** Input material follows **

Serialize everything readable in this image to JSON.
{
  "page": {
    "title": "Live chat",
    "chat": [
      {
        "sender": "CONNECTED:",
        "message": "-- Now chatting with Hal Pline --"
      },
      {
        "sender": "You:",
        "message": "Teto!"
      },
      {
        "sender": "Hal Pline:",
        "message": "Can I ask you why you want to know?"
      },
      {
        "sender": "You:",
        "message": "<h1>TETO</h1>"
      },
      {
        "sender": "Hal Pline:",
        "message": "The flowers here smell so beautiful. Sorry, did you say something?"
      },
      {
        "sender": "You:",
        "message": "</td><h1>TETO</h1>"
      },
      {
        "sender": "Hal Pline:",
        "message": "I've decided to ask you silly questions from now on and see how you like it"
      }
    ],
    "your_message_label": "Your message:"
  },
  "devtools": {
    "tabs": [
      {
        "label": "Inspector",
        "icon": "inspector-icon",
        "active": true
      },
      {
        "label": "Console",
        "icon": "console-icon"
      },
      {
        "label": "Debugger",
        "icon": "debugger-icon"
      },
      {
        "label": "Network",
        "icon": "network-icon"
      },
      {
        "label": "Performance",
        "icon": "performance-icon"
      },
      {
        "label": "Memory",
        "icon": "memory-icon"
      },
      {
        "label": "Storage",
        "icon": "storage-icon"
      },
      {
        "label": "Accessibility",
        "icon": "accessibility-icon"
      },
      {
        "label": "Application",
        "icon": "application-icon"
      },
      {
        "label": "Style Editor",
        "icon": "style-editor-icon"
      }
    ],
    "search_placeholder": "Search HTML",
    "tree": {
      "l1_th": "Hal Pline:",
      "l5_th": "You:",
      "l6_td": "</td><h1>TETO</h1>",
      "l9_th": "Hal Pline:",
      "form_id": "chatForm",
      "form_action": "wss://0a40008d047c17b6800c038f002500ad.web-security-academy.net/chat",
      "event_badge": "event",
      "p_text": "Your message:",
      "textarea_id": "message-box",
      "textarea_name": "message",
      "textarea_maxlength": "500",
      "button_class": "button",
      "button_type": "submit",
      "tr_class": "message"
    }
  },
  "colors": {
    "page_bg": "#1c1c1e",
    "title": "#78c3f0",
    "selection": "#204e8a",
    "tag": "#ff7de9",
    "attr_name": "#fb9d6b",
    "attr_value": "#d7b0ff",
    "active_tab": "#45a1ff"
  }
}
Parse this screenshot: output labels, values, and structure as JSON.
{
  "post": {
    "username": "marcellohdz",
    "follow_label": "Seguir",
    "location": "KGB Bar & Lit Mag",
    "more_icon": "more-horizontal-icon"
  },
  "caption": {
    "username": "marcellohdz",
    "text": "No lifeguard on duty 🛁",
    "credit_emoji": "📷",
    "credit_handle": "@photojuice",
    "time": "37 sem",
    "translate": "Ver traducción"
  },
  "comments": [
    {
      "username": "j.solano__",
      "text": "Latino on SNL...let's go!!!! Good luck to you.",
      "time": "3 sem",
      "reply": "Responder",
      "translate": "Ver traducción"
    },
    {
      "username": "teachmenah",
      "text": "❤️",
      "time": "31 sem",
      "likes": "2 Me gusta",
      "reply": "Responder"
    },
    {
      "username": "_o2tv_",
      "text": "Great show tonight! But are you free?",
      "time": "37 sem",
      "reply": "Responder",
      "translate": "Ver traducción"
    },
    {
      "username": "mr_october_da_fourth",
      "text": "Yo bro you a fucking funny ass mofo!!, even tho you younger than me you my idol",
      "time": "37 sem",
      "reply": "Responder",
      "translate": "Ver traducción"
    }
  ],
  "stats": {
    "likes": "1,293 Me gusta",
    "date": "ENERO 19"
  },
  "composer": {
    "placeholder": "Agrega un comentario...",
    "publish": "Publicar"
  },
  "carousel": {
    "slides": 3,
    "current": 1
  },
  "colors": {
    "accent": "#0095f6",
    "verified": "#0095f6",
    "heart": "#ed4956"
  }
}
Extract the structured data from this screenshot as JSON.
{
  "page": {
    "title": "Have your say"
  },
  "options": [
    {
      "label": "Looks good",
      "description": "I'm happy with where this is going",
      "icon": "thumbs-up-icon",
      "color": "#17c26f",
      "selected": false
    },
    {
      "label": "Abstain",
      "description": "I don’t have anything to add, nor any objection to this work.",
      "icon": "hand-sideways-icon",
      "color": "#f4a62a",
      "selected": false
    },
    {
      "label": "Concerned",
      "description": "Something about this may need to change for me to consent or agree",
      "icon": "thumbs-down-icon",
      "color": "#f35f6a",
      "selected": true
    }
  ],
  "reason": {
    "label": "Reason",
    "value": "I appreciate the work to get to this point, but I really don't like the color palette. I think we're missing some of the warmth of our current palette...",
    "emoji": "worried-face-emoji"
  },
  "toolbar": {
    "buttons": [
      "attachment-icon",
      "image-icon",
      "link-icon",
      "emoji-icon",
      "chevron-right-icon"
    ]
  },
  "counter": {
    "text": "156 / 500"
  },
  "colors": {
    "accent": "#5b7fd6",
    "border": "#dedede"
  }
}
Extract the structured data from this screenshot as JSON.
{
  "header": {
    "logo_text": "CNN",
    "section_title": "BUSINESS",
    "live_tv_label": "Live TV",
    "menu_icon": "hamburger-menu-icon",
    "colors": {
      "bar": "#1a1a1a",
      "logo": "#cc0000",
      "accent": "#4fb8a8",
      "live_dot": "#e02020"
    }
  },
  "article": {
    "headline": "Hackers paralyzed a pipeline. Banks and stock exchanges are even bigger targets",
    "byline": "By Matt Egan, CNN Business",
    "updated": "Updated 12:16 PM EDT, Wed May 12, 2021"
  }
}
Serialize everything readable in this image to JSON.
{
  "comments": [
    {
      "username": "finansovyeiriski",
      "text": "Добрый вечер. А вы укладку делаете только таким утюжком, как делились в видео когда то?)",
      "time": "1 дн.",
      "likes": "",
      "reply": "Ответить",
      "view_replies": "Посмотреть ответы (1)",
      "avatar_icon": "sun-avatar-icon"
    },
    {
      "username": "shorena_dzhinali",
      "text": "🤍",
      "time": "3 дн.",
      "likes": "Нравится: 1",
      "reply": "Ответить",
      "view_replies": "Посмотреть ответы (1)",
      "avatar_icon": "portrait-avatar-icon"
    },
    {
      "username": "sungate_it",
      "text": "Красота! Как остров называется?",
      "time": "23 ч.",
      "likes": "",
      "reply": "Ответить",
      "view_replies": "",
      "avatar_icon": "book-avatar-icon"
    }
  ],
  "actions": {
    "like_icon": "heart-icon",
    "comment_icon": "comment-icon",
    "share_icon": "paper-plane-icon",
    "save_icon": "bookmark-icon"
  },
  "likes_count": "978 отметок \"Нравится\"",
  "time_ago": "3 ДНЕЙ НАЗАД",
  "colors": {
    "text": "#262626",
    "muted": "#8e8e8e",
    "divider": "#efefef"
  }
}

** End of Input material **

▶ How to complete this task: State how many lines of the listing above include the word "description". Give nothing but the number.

▶ Problem solution: 3